[Data to use Boundary: Start]

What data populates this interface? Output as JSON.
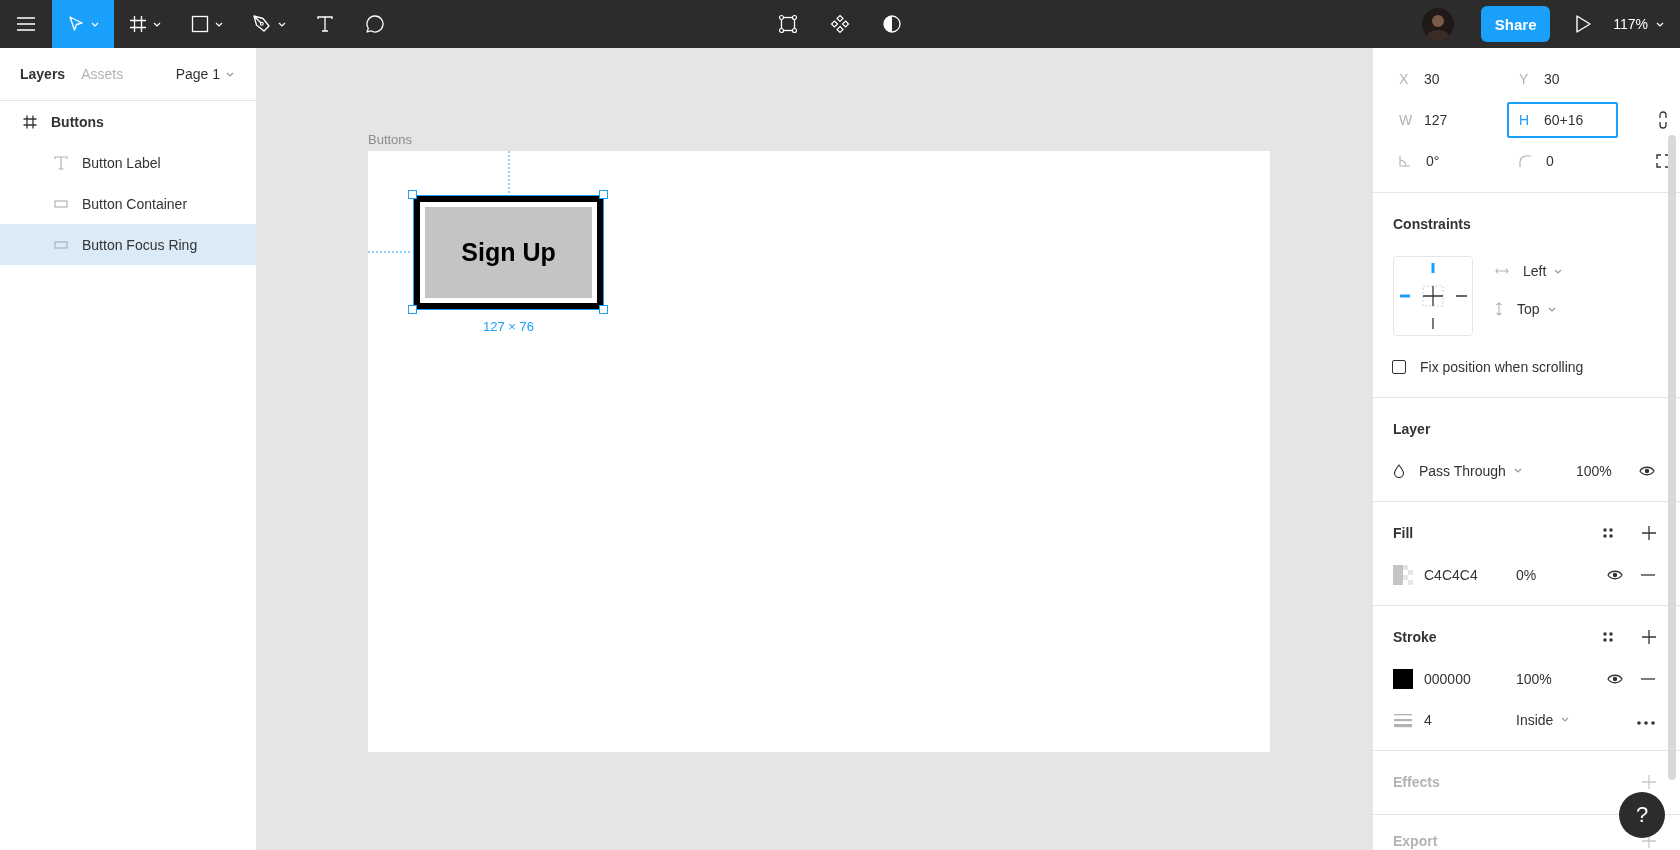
{
  "toolbar": {
    "tools": [
      {
        "kind": "move",
        "selected": true,
        "menu": true
      },
      {
        "kind": "frame",
        "selected": false,
        "menu": true
      },
      {
        "kind": "shape",
        "selected": false,
        "menu": true
      },
      {
        "kind": "pen",
        "selected": false,
        "menu": true
      },
      {
        "kind": "text",
        "selected": false,
        "menu": false
      },
      {
        "kind": "comment",
        "selected": false,
        "menu": false
      }
    ],
    "center_tools": [
      {
        "kind": "vector"
      },
      {
        "kind": "components"
      },
      {
        "kind": "mask"
      }
    ],
    "share": "Share",
    "zoom": "117%"
  },
  "layers_panel": {
    "tabs": [
      {
        "label": "Layers",
        "selected": true
      },
      {
        "label": "Assets",
        "selected": false
      }
    ],
    "page": "Page 1",
    "layers": [
      {
        "label": "Buttons",
        "kind": "frame",
        "selected": false,
        "children": [
          {
            "label": "Button Label",
            "kind": "text",
            "selected": false
          },
          {
            "label": "Button Container",
            "kind": "rectangle",
            "selected": false
          },
          {
            "label": "Button Focus Ring",
            "kind": "rectangle",
            "selected": true
          }
        ]
      }
    ]
  },
  "canvas": {
    "frame_label": "Buttons",
    "button_label": "Sign Up",
    "selection_size": "127 × 76"
  },
  "design_panel": {
    "fields": [
      {
        "kind": "label",
        "label": "X",
        "value": "30",
        "focused": false
      },
      {
        "kind": "label",
        "label": "Y",
        "value": "30",
        "focused": false
      },
      {
        "kind": "label",
        "label": "W",
        "value": "127",
        "focused": false
      },
      {
        "kind": "label",
        "label": "H",
        "value": "60+16",
        "focused": true
      },
      {
        "kind": "angle",
        "value": "0°",
        "focused": false
      },
      {
        "kind": "radius",
        "value": "0",
        "focused": false
      }
    ],
    "constraints": {
      "title": "Constraints",
      "horizontal": "Left",
      "vertical": "Top",
      "fix_label": "Fix position when scrolling",
      "fix_checked": false
    },
    "layer": {
      "title": "Layer",
      "blend": "Pass Through",
      "opacity": "100%",
      "visible": true
    },
    "fill": {
      "title": "Fill",
      "items": [
        {
          "hex": "C4C4C4",
          "opacity": "0%",
          "color": "#c4c4c4",
          "visible": true
        }
      ]
    },
    "stroke": {
      "title": "Stroke",
      "items": [
        {
          "hex": "000000",
          "opacity": "100%",
          "color": "#000000",
          "visible": true
        }
      ],
      "weight": "4",
      "position": "Inside"
    },
    "effects": {
      "title": "Effects",
      "disabled": true
    },
    "export": {
      "title": "Export",
      "disabled": true
    },
    "help": "?"
  }
}
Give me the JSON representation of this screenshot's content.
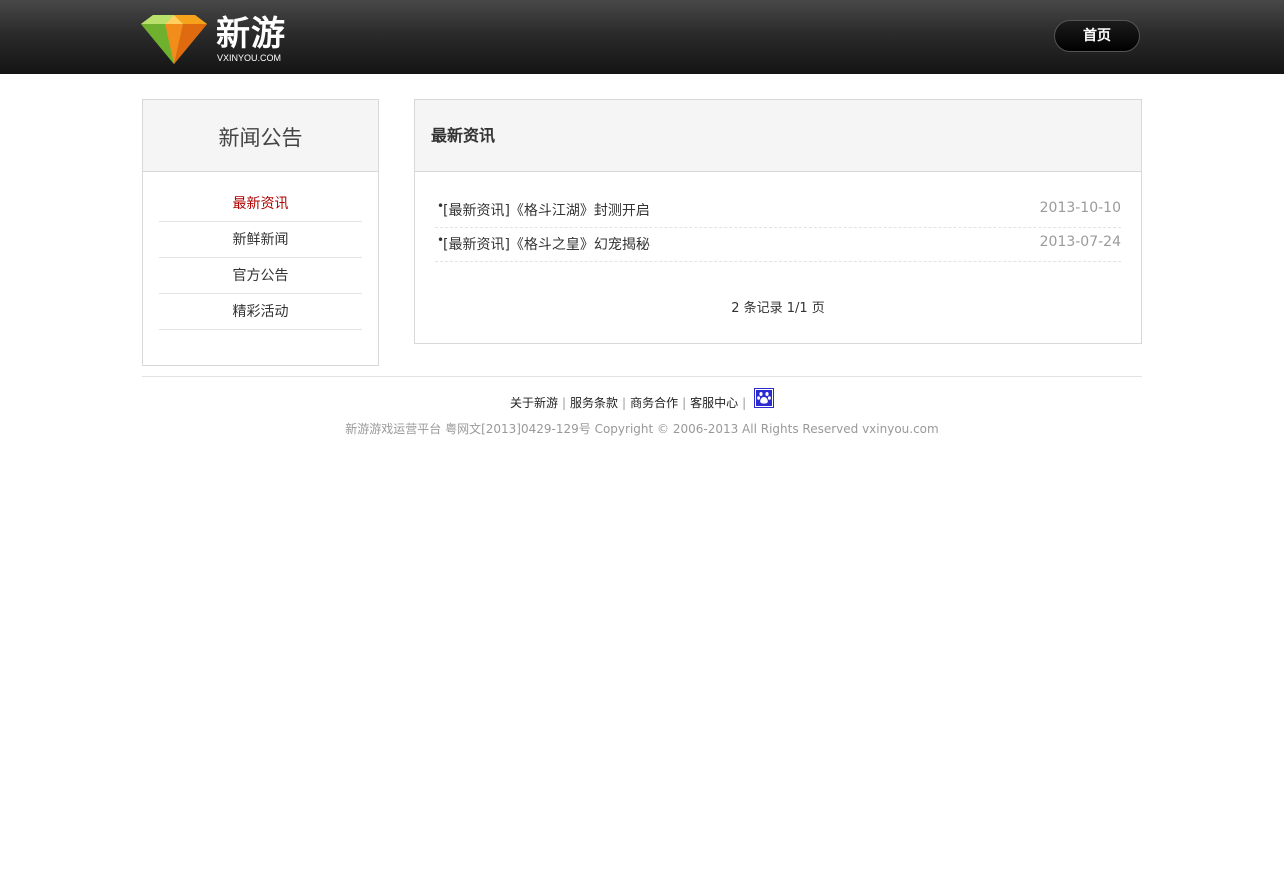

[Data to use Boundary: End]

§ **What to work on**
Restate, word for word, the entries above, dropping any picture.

§ **Output for this exercise**
What data populates this interface? Output as JSON.
{
  "toolbar": {
    "tools": [
      {
        "kind": "move",
        "selected": true,
        "menu": true
      },
      {
        "kind": "frame",
        "selected": false,
        "menu": true
      },
      {
        "kind": "shape",
        "selected": false,
        "menu": true
      },
      {
        "kind": "pen",
        "selected": false,
        "menu": true
      },
      {
        "kind": "text",
        "selected": false,
        "menu": false
      },
      {
        "kind": "comment",
        "selected": false,
        "menu": false
      }
    ],
    "center_tools": [
      {
        "kind": "vector"
      },
      {
        "kind": "components"
      },
      {
        "kind": "mask"
      }
    ],
    "share": "Share",
    "zoom": "117%"
  },
  "layers_panel": {
    "tabs": [
      {
        "label": "Layers",
        "selected": true
      },
      {
        "label": "Assets",
        "selected": false
      }
    ],
    "page": "Page 1",
    "layers": [
      {
        "label": "Buttons",
        "kind": "frame",
        "selected": false,
        "children": [
          {
            "label": "Button Label",
            "kind": "text",
            "selected": false
          },
          {
            "label": "Button Container",
            "kind": "rectangle",
            "selected": false
          },
          {
            "label": "Button Focus Ring",
            "kind": "rectangle",
            "selected": true
          }
        ]
      }
    ]
  },
  "canvas": {
    "frame_label": "Buttons",
    "button_label": "Sign Up",
    "selection_size": "127 × 76"
  },
  "design_panel": {
    "fields": [
      {
        "kind": "label",
        "label": "X",
        "value": "30",
        "focused": false
      },
      {
        "kind": "label",
        "label": "Y",
        "value": "30",
        "focused": false
      },
      {
        "kind": "label",
        "label": "W",
        "value": "127",
        "focused": false
      },
      {
        "kind": "label",
        "label": "H",
        "value": "60+16",
        "focused": true
      },
      {
        "kind": "angle",
        "value": "0°",
        "focused": false
      },
      {
        "kind": "radius",
        "value": "0",
        "focused": false
      }
    ],
    "constraints": {
      "title": "Constraints",
      "horizontal": "Left",
      "vertical": "Top",
      "fix_label": "Fix position when scrolling",
      "fix_checked": false
    },
    "layer": {
      "title": "Layer",
      "blend": "Pass Through",
      "opacity": "100%",
      "visible": true
    },
    "fill": {
      "title": "Fill",
      "items": [
        {
          "hex": "C4C4C4",
          "opacity": "0%",
          "color": "#c4c4c4",
          "visible": true
        }
      ]
    },
    "stroke": {
      "title": "Stroke",
      "items": [
        {
          "hex": "000000",
          "opacity": "100%",
          "color": "#000000",
          "visible": true
        }
      ],
      "weight": "4",
      "position": "Inside"
    },
    "effects": {
      "title": "Effects",
      "disabled": true
    },
    "export": {
      "title": "Export",
      "disabled": true
    },
    "help": "?"
  }
}
Give me the JSON representation of this screenshot's content.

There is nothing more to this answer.